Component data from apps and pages
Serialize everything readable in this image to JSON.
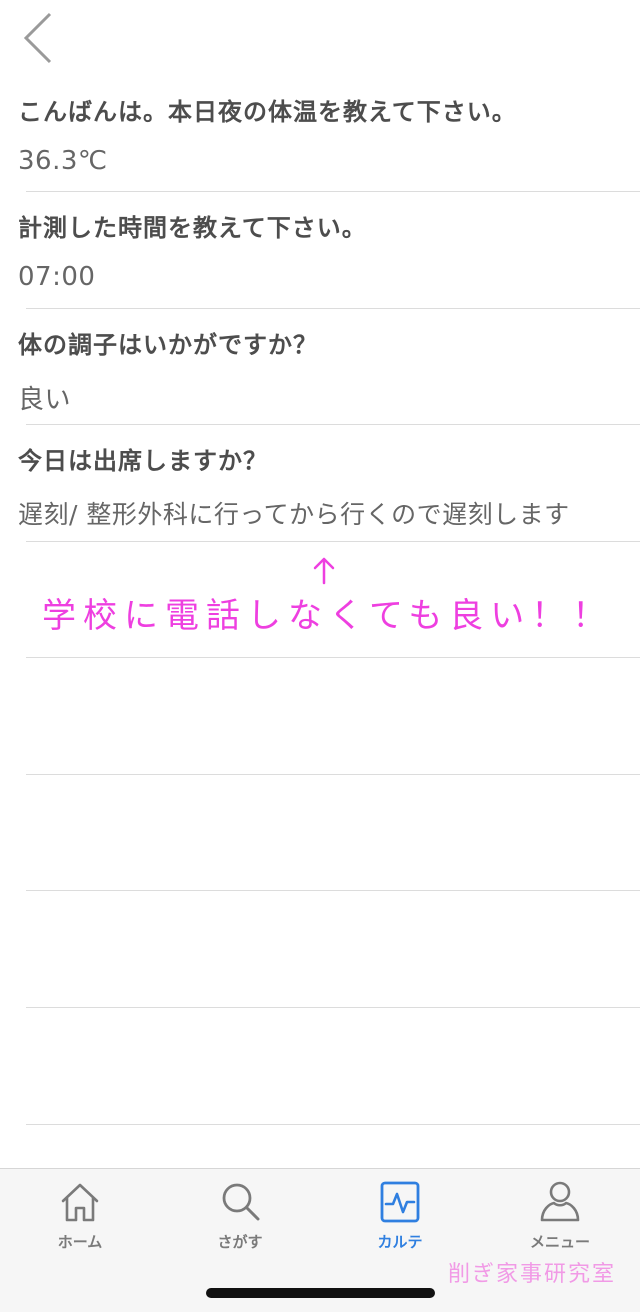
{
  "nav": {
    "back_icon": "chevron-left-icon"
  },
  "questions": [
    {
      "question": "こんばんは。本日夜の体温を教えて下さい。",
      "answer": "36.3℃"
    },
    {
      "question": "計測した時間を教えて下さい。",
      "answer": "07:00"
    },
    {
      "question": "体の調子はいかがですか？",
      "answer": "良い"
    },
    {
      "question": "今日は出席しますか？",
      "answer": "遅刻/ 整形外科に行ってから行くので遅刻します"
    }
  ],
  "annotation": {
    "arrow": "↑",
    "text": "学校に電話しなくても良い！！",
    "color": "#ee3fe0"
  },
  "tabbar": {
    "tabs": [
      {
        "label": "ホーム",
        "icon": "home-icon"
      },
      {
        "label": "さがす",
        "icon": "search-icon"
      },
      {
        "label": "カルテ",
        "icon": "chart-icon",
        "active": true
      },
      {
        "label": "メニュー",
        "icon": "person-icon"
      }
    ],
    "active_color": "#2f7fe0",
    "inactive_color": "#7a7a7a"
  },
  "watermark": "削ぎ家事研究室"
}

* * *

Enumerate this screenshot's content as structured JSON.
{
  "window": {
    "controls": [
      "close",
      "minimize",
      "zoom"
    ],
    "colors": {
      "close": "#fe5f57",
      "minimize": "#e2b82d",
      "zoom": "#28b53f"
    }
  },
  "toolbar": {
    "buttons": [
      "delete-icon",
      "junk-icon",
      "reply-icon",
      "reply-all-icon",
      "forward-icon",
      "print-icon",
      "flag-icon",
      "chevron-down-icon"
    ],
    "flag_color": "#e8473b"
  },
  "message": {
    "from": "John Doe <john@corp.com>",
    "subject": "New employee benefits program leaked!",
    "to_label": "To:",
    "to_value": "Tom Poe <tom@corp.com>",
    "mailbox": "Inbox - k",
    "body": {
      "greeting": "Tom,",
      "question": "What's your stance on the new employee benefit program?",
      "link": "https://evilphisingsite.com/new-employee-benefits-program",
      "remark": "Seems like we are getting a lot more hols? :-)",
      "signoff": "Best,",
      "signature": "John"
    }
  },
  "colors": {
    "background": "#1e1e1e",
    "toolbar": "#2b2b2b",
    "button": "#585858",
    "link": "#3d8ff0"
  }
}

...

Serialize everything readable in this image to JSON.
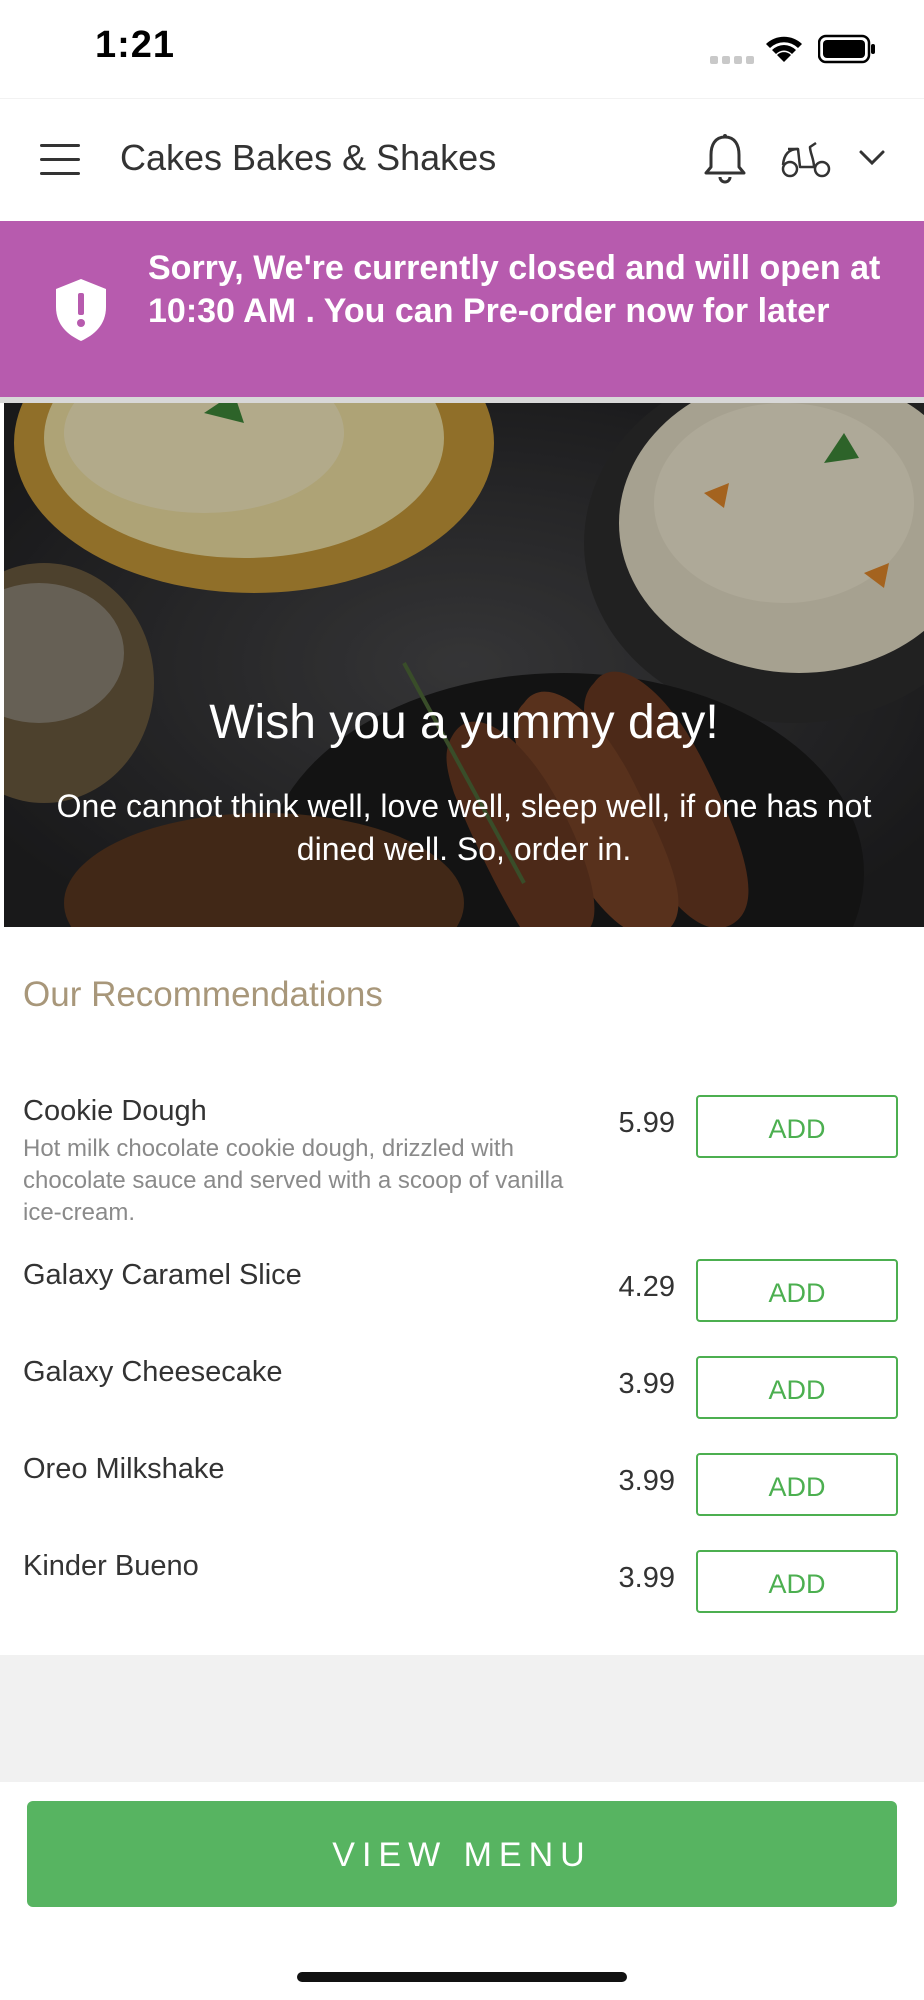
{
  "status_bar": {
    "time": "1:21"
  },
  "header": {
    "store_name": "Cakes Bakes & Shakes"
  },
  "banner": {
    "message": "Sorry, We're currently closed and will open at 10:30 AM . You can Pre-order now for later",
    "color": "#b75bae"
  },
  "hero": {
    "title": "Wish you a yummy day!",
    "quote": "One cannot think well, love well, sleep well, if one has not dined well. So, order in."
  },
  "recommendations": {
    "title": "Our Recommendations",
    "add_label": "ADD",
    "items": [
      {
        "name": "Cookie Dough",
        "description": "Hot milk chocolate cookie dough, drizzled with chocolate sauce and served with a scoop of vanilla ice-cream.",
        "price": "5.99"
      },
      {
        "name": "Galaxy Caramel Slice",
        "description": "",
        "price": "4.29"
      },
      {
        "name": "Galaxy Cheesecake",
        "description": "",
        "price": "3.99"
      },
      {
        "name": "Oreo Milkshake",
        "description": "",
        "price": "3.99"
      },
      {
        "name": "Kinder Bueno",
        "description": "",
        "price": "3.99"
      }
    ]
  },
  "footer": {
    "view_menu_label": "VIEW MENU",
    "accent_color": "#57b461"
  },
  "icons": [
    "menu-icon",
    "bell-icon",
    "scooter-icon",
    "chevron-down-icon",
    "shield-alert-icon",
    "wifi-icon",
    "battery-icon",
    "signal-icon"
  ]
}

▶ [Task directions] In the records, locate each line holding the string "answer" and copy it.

▶ [Reply]
      "answer": "36.3℃"
      "answer": "07:00"
      "answer": "良い"
      "answer": "遅刻/ 整形外科に行ってから行くので遅刻します"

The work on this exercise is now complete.